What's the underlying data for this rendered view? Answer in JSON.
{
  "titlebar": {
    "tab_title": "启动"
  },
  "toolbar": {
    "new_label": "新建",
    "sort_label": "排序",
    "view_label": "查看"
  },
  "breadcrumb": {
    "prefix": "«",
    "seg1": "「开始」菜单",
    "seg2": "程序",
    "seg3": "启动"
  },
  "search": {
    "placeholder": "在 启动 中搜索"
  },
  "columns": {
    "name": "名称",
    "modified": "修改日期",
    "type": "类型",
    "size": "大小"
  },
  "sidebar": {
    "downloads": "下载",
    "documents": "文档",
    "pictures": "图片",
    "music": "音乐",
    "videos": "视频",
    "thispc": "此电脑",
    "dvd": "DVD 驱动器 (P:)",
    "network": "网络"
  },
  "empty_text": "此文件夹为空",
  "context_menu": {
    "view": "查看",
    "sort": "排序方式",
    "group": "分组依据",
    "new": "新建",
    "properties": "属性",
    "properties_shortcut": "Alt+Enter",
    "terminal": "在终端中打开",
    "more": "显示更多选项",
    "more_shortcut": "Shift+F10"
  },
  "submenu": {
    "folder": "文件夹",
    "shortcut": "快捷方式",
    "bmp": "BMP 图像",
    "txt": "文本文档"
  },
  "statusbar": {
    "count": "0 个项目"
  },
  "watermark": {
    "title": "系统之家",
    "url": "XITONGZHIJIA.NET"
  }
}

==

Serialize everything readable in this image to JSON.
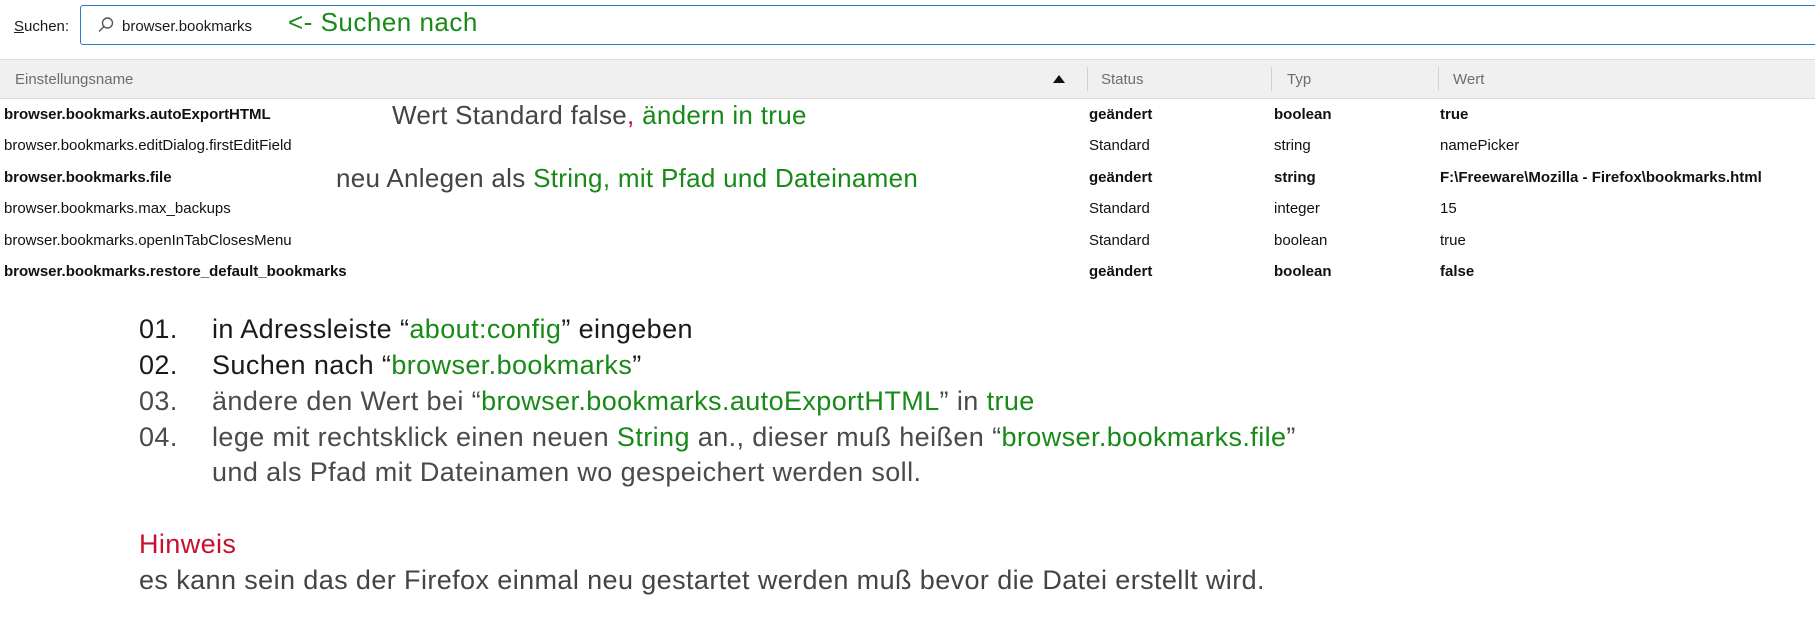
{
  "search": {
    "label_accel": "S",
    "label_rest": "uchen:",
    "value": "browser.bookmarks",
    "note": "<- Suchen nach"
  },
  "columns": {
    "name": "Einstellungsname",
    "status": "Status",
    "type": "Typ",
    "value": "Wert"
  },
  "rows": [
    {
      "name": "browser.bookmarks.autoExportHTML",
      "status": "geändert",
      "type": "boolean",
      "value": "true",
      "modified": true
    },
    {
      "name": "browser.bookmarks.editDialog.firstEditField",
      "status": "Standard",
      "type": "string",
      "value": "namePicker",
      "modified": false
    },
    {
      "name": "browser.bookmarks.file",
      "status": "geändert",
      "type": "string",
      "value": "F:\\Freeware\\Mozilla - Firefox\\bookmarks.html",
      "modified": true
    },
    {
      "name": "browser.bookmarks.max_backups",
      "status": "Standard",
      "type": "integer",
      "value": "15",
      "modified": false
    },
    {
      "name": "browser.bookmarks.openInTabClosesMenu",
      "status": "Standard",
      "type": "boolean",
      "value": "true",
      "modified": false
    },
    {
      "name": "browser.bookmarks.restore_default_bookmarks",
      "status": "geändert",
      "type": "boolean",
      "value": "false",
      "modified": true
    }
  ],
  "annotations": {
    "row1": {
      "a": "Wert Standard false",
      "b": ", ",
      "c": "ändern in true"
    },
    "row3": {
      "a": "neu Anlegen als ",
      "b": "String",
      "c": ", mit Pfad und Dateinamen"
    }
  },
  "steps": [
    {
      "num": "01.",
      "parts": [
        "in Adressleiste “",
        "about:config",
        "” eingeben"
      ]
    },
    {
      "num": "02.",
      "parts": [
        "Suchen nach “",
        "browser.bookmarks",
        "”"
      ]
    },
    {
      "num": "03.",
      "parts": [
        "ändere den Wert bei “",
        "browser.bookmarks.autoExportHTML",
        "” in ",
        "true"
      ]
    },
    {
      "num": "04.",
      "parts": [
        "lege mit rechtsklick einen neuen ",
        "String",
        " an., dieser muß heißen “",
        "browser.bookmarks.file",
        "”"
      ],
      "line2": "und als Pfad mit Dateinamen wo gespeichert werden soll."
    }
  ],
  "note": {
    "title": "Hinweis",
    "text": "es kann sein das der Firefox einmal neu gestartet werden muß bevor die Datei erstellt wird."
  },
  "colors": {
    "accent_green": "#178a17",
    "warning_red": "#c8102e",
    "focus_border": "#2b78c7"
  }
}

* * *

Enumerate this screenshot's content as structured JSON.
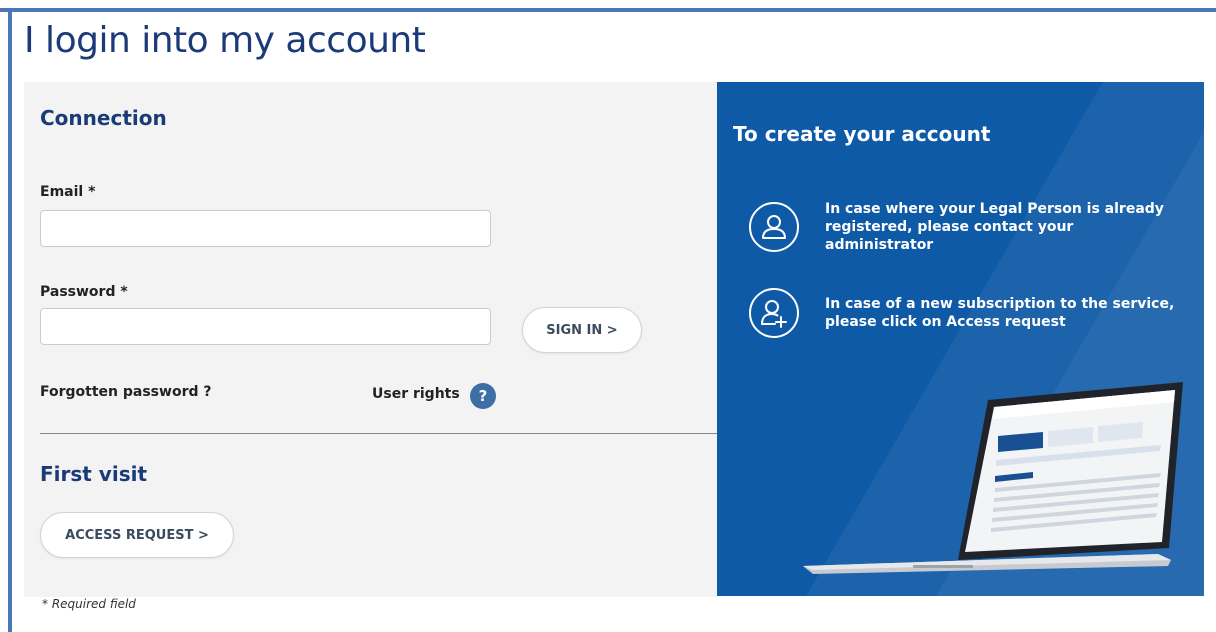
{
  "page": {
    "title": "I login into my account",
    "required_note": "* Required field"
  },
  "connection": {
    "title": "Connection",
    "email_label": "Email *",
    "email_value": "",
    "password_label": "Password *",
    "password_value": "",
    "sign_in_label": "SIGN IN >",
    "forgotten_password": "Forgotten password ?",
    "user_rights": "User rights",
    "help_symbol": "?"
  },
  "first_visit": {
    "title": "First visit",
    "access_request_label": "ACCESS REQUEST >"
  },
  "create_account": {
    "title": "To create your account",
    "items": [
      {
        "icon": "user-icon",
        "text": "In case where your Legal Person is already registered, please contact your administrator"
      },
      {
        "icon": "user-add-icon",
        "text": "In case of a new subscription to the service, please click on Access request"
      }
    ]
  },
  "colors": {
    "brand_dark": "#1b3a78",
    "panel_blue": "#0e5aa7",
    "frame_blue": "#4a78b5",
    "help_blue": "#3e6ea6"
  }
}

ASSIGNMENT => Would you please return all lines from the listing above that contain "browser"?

YOUR RESPONSE =>
    "value": "browser.bookmarks",
      "name": "browser.bookmarks.autoExportHTML",
      "name": "browser.bookmarks.editDialog.firstEditField",
      "name": "browser.bookmarks.file",
      "name": "browser.bookmarks.max_backups",
      "name": "browser.bookmarks.openInTabClosesMenu",
      "name": "browser.bookmarks.restore_default_bookmarks",
        "browser.bookmarks",
        "browser.bookmarks.autoExportHTML",
        "browser.bookmarks.file",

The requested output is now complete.